WHAT IS BEING ASKED = From the entries that follow, report every line in which "heading" occurs.

DATA IN THIS EXERCISE =
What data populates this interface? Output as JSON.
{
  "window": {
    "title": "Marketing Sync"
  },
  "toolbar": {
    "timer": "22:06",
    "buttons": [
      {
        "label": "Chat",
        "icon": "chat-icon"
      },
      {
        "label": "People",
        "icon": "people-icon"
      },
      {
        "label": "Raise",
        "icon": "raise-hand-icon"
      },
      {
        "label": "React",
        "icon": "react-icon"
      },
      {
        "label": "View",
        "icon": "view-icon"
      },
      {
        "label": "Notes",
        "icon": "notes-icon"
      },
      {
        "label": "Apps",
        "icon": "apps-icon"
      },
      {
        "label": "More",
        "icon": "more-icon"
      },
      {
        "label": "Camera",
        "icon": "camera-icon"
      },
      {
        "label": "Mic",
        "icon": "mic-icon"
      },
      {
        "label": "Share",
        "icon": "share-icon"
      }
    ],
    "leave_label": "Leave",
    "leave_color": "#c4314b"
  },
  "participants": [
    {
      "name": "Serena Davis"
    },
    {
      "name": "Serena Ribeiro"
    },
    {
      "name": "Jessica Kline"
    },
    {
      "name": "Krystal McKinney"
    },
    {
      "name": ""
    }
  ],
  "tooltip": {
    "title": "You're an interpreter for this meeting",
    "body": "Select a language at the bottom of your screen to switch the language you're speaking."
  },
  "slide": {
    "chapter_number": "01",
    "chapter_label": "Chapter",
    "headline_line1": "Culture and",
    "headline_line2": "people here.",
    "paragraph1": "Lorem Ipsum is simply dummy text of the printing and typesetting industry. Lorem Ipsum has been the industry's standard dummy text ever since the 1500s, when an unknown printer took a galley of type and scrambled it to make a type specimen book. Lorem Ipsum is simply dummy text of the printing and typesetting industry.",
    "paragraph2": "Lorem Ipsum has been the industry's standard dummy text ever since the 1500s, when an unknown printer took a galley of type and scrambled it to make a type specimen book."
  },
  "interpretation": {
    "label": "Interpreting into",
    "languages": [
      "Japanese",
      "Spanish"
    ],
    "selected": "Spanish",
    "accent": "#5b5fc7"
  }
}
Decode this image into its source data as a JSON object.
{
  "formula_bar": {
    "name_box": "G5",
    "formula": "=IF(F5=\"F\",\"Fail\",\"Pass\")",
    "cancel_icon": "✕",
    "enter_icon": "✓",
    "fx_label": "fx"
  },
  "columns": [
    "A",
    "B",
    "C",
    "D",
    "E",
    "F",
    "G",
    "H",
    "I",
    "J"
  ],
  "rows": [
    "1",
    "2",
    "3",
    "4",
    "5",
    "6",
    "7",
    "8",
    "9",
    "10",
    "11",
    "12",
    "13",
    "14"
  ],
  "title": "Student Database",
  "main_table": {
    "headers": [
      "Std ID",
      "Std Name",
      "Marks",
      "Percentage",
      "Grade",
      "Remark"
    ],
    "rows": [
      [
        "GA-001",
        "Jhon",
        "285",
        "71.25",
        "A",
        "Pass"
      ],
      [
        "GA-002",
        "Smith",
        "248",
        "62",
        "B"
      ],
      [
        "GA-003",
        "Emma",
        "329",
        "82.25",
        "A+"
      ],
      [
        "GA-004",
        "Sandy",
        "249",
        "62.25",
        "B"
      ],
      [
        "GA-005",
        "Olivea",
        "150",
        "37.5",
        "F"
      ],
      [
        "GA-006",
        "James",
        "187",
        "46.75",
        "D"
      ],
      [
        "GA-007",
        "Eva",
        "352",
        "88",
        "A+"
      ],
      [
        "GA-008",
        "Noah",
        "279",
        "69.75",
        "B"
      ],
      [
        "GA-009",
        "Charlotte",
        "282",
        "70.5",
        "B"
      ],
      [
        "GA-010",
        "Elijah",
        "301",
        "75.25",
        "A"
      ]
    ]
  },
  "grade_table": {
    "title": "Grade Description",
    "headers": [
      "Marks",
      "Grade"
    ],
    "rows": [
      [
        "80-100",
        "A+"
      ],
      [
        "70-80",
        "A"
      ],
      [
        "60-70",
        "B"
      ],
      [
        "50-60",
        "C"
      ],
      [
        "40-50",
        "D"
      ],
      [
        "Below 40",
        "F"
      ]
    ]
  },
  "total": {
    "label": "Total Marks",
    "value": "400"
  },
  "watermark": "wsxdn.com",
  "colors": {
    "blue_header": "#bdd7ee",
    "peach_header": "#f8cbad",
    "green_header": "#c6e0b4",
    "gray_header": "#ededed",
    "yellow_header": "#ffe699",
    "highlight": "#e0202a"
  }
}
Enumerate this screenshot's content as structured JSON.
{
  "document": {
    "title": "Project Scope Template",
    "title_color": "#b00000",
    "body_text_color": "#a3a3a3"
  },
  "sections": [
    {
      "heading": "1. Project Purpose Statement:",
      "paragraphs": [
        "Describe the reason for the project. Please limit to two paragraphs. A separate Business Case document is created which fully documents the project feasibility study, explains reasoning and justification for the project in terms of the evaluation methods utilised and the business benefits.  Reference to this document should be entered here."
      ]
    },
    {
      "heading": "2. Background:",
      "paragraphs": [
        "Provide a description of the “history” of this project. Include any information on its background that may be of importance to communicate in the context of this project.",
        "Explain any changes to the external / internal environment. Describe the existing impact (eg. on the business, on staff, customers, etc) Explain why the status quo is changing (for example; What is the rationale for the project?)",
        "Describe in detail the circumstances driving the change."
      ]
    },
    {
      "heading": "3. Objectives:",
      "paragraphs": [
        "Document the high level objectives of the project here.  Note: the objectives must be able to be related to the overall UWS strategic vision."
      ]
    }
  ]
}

WRITTEN ANSWER =
      "heading": "1. Project Purpose Statement:",
      "heading": "2. Background:",
      "heading": "3. Objectives:",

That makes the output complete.